All these events take place between songs, dances, double entendres and some of the wildest situations imaginable. Picture Sammy singing about becoming President and changing the residence's name to Black House and J. Edgar showing up at a state dinner wearing a dress, and one of the best, Nixon singing a lament about not being liked, and you start to get the picture.  It was evident that director Warren Coleman gave the cast a lot of latitude and they had a lot of fun stretching the scenes.

Jack and Jackie are wonderfully portrayed by Robert Macherner and Amy Amelle, with Chad Restum as Papa Joe.  Sexy Elle Travis is Judith, and John Sylvain brings the house down as J. Edgar.  John Bigham has several roles, but is a riot as Nixon, and Ahmed A. Best is true to his name, walking away with the show as Sammy.   Tracy C. Henry is a harried McGeorge and Tom Chalmers is the equally frustrated Bobby.   Tabatha Hall is the matriarchal Rose, and Vince DonVito is dead on as a mobster, but not quite there as Nikita.   Angela Rubino has several parts, and is best as May, Sammy's wife.
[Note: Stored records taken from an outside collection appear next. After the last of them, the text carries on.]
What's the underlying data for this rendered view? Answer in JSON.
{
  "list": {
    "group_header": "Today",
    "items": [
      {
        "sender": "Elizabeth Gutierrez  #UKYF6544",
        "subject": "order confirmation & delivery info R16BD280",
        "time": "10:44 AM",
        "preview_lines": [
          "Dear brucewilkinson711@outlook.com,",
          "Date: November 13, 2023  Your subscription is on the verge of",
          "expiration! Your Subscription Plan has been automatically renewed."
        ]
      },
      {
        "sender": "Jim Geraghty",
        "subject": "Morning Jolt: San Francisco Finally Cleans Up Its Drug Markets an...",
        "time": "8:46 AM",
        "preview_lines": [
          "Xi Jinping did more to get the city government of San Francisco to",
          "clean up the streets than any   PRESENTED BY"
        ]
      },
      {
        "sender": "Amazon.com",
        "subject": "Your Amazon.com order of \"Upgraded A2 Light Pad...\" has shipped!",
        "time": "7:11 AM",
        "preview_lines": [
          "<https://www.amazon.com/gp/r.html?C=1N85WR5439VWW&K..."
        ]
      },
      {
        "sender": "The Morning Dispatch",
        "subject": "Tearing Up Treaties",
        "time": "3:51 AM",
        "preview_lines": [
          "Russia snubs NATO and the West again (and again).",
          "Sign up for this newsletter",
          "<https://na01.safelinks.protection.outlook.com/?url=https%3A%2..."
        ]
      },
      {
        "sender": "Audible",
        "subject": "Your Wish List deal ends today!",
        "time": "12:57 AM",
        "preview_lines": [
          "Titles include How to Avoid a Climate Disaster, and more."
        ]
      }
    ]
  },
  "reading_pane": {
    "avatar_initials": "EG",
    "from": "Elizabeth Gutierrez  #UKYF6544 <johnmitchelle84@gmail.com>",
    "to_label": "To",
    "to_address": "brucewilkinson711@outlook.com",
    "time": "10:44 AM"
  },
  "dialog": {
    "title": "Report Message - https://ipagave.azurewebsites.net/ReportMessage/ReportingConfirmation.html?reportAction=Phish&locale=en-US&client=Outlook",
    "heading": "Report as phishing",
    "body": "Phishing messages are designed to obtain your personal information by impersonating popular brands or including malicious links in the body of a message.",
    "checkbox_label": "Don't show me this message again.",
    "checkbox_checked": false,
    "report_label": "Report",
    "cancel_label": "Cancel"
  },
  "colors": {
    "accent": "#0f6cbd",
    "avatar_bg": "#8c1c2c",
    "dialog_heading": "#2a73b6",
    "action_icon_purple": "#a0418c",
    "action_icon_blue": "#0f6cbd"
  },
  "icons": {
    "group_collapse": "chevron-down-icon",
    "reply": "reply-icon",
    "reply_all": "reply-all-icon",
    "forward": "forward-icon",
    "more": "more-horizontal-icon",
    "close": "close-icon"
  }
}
Jennifer Moyse also does double duty as Barbara and Nina.

Even though Paul Byrne looks like a general, if we were casting the show we would have him and Alan Prewitt (Lyndon) trade roles.  Byrne would have been a much better Lyndon since he has the height and age for the part, and Prewitt's nutty faces would have been great for General Curtis, but keep him as the Cardinal.  Guess that's why they call us critics and not directors.

One thing that is certain.  The audience gave director Warren Coleman and the rest of the huge cast a resounding standing ovation with cheers, yells and stomping on the rafters.  Translation: The audience loved it.

-- Jose Ruiz
2002 The Play Review